[Data extract Boundary: Start]

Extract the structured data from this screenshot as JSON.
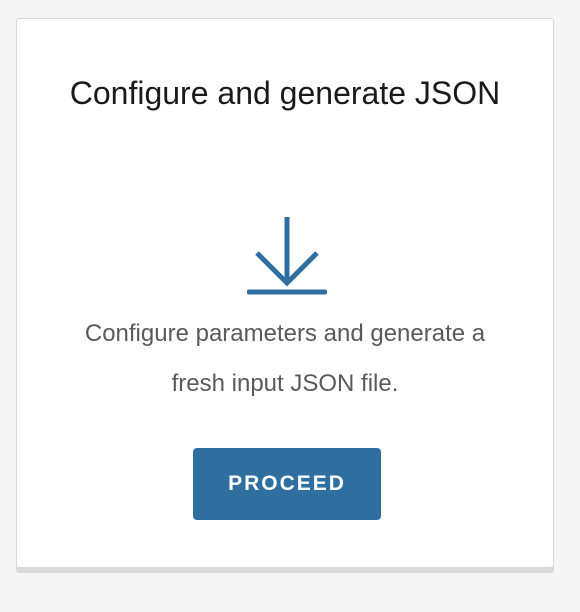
{
  "card": {
    "title": "Configure and generate JSON",
    "icon": "download-icon",
    "description": "Configure parameters and generate a fresh input JSON file.",
    "button_label": "PROCEED"
  },
  "colors": {
    "accent": "#2e6f9f",
    "icon": "#2e6f9f",
    "title_text": "#1a1a1a",
    "body_text": "#5a5a5a",
    "background": "#f5f5f5"
  }
}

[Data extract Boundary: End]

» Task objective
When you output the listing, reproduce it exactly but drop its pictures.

» Exercise response
Extract the structured data from this screenshot as JSON.
{
  "card": {
    "title": "Configure and generate JSON",
    "icon": "download-icon",
    "description": "Configure parameters and generate a fresh input JSON file.",
    "button_label": "PROCEED"
  },
  "colors": {
    "accent": "#2e6f9f",
    "icon": "#2e6f9f",
    "title_text": "#1a1a1a",
    "body_text": "#5a5a5a",
    "background": "#f5f5f5"
  }
}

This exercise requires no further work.